Case Western grants option for malaria diagnostic device
Last summer, Disease Diagnostic Group, LLC, formed from biomedical engineering research at CWRU's School of Engineering. The option from the university's Technology Transfer Office gives the company time to evaluate its Rapid Assessment of Malaria device as a step toward commercialization.
"They will be employing a working prototype to conduct field studies this fall to validate their design and ease of operation," Wayne Hawthorne, the university's senior licensing manager, said. "There is a big push worldwide to eradicate infectious diseases, such as malaria."
The RAM device detects a magnetic substance released by malaria parasites when they digest red blood cells. CWRU said the device provides a faster and more accurate diagnostic test than currently-used methods. The device is meant to detect the disease in under a minute using a single drop of blood.
Early diagnosis is key in reducing malaria deaths because early treatment is close to 100 percent effective. According to the World Health Organization, approximately half of the estimated 500 million annual infections worldwide go undiagnosed.
"We think we have an opportunity to make a difference in millions of lives," Brian Grimberg, DDG's co-founder, said. "We may be able to license the technology in about a year. What we have to do is take this device into the field for point-of-care diagnosis.
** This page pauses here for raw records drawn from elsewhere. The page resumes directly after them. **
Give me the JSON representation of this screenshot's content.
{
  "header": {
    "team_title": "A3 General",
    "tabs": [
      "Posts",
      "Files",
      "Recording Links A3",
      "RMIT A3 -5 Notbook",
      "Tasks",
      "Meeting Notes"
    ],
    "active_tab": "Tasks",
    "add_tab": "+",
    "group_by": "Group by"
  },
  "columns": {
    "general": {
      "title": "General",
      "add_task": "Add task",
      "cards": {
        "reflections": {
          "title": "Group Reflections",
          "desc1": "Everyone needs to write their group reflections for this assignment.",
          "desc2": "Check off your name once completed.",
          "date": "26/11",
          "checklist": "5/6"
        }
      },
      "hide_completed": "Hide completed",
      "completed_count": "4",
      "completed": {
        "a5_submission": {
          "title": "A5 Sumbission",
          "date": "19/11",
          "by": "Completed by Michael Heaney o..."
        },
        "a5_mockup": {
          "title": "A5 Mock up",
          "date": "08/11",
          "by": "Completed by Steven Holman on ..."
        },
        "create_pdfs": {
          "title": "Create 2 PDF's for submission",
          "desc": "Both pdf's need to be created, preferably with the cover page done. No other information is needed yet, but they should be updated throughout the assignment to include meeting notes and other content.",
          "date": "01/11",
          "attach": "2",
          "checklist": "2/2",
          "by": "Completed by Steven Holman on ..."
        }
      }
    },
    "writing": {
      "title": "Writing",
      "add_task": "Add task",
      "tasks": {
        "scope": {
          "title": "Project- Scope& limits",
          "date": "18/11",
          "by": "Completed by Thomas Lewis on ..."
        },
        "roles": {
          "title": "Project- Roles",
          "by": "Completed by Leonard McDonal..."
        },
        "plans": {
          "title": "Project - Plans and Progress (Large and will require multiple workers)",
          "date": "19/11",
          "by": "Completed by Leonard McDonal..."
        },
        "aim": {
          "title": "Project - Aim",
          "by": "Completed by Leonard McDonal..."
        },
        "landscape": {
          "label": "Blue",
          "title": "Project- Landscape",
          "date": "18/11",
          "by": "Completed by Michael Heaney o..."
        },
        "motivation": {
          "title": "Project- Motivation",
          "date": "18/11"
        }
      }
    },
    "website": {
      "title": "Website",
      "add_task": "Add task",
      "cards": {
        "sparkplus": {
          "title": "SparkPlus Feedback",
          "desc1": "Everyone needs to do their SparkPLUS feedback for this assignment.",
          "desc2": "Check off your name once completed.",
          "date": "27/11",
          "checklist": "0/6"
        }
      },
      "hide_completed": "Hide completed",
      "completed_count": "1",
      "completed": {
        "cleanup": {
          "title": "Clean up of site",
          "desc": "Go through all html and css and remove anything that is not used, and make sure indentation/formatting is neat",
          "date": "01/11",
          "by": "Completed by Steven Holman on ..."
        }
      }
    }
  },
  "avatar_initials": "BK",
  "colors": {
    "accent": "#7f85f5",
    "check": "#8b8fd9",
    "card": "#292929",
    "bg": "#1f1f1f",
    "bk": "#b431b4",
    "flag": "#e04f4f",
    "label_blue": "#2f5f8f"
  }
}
We have to show that it works, so that we can seek World Health Organization approval."